Both cases against Misch are being prosecuted by the office of state Attorney General T.J. Donovan. The Banner reported that at a July 22 hearing, Superior Court Judge William D. Cohen rejected a request from Donovan’s office to impose bail and instead released Misch on his own recognizance pending a future court hearing.

Misch, 36, gained notoriety over the past couple of years after he was accused of stalking former state Rep. Kiah Morris, D-Bennington. Morris, who had been the only black woman serving in the Vermont legislature, abruptly dropped her bid for a third term last August, saying she had been the target of death threats and harassment by white supremacist groups for more than a year. She resigned her seat in September.

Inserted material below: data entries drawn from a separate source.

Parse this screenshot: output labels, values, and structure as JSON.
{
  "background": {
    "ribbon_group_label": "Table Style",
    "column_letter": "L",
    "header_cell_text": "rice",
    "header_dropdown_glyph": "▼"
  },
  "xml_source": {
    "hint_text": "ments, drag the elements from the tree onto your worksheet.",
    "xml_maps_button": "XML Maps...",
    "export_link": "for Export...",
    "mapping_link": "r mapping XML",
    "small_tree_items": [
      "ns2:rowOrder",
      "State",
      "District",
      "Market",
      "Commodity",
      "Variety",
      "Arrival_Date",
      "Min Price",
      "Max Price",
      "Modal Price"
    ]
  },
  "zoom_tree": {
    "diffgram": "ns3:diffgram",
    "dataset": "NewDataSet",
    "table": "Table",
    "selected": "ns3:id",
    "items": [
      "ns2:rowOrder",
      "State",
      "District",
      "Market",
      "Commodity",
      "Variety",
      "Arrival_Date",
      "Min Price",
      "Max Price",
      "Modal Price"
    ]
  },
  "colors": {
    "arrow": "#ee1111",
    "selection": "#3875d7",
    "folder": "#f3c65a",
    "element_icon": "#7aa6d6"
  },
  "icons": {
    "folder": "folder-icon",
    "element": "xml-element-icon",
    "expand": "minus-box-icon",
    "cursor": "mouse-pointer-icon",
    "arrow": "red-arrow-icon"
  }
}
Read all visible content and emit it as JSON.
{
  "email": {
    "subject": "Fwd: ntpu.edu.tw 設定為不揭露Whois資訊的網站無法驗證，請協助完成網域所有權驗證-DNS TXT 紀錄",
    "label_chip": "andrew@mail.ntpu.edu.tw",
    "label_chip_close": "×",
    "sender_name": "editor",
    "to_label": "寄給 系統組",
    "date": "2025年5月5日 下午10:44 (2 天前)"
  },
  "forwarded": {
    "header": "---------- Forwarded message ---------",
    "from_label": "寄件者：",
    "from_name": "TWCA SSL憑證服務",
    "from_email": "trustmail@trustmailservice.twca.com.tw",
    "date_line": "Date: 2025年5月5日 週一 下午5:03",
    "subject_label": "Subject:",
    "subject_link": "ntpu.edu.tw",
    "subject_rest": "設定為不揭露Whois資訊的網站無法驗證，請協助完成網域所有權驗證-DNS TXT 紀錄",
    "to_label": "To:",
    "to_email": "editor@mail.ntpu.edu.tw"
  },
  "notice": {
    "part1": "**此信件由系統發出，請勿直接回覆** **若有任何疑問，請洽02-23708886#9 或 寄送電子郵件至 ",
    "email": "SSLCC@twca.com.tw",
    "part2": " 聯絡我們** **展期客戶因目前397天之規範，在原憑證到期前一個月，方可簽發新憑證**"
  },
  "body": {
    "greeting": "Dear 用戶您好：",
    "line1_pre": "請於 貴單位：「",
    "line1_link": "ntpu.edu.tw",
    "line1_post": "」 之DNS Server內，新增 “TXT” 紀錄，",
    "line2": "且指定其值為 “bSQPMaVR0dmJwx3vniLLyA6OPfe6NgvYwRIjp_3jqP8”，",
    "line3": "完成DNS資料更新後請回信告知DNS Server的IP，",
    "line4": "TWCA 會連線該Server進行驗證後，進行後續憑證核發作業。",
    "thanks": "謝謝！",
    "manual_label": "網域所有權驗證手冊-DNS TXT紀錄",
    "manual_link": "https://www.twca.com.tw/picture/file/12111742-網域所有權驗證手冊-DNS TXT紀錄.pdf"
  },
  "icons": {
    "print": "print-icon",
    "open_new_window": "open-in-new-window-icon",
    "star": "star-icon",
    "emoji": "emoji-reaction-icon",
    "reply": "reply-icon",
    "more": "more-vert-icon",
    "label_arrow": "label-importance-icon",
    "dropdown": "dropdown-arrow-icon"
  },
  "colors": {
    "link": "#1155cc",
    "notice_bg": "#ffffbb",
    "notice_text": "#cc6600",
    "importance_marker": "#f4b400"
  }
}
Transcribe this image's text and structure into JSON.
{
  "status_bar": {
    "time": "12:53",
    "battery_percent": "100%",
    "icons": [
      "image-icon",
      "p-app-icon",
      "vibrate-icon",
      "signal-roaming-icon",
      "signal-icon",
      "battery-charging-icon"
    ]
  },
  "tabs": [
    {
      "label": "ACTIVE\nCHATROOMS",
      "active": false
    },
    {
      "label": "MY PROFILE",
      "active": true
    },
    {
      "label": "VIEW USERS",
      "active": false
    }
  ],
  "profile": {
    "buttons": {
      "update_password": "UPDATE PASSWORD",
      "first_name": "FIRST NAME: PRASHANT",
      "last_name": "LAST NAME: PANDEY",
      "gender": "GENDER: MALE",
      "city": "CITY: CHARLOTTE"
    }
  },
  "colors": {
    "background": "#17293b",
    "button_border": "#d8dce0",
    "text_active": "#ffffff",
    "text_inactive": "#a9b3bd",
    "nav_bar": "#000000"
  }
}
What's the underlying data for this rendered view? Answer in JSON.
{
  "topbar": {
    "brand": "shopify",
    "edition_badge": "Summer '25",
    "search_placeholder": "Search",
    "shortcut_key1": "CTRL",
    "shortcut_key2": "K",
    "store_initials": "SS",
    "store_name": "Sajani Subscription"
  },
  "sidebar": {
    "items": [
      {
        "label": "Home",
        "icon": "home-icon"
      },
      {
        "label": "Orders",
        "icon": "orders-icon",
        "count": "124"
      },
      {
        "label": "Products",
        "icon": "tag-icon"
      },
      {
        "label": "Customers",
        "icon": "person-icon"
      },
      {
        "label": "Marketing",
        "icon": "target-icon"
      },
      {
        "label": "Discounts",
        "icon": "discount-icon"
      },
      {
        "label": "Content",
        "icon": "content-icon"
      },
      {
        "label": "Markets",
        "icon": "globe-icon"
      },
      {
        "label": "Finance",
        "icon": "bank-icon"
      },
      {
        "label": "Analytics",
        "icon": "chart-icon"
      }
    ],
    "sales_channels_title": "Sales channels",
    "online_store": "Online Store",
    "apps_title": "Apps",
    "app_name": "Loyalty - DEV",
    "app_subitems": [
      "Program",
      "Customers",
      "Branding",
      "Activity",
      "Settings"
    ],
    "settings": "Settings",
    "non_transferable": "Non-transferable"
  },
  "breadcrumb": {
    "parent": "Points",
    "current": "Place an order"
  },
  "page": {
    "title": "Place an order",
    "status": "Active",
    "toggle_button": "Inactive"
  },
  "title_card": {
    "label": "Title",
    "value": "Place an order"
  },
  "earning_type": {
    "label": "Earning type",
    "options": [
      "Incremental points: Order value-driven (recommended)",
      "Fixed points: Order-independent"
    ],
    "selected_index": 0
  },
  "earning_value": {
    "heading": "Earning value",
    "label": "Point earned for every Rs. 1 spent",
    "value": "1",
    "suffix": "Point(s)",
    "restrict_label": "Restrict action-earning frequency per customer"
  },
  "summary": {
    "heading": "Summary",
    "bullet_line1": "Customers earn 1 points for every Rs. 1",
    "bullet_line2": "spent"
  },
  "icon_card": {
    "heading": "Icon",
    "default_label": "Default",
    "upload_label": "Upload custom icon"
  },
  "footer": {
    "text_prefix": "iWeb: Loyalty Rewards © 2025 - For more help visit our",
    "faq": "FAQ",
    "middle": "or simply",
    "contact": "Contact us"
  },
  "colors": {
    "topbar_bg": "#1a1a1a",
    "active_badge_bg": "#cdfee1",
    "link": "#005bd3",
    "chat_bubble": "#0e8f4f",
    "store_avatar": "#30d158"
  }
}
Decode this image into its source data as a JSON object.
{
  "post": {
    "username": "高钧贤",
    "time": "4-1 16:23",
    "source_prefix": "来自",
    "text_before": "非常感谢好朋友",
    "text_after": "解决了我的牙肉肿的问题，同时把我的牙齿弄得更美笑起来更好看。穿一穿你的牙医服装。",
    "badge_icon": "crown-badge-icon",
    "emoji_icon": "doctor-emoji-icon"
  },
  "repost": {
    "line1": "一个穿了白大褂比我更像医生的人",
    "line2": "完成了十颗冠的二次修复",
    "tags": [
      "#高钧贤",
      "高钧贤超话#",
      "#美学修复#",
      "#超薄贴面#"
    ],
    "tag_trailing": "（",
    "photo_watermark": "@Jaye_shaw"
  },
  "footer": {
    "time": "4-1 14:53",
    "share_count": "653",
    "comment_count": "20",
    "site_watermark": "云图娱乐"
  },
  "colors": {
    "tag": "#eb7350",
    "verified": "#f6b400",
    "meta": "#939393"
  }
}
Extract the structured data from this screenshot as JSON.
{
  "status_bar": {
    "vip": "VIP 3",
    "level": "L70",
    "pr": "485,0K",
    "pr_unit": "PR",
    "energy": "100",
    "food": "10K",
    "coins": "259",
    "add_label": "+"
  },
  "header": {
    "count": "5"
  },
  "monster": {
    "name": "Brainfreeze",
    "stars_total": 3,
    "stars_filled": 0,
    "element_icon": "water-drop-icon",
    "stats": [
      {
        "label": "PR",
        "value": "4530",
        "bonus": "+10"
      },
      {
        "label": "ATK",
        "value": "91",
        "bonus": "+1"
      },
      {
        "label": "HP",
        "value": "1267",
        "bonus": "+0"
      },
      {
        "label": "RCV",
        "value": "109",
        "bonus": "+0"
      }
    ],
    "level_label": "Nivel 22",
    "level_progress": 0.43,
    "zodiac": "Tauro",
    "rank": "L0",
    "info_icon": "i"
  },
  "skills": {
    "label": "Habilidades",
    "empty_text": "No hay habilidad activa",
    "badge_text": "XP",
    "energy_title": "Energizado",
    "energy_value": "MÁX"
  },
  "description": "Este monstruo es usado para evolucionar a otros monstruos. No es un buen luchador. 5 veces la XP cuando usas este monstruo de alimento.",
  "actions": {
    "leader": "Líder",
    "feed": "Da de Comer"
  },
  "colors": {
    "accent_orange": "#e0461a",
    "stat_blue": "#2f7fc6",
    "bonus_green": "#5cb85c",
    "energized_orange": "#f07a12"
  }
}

An investigative report by Donovan’s office, released in January, identified Misch as the author of a series of “extremely racist” online messages targeting Morris. The report also noted that, in December 2016, a judge ruled that two of those messages met the definition of stalking under state law and issued a one-year protection order barring Misch from having contact with Morris.
Although Donovan’s office concluded that Morris and her family were the victims of a series of property crimes as well as online messages that were “clearly racist and extremely offensive,” it did not pursue charges against Misch or anyone else in connection with these incidents. The attorney general said he concluded there wasn’t enough evidence to identify any suspects in the property crimes – and that the online comments were likely protected by the First Amendment’s guarantee of free speech.


-- Compiled by Fred Daley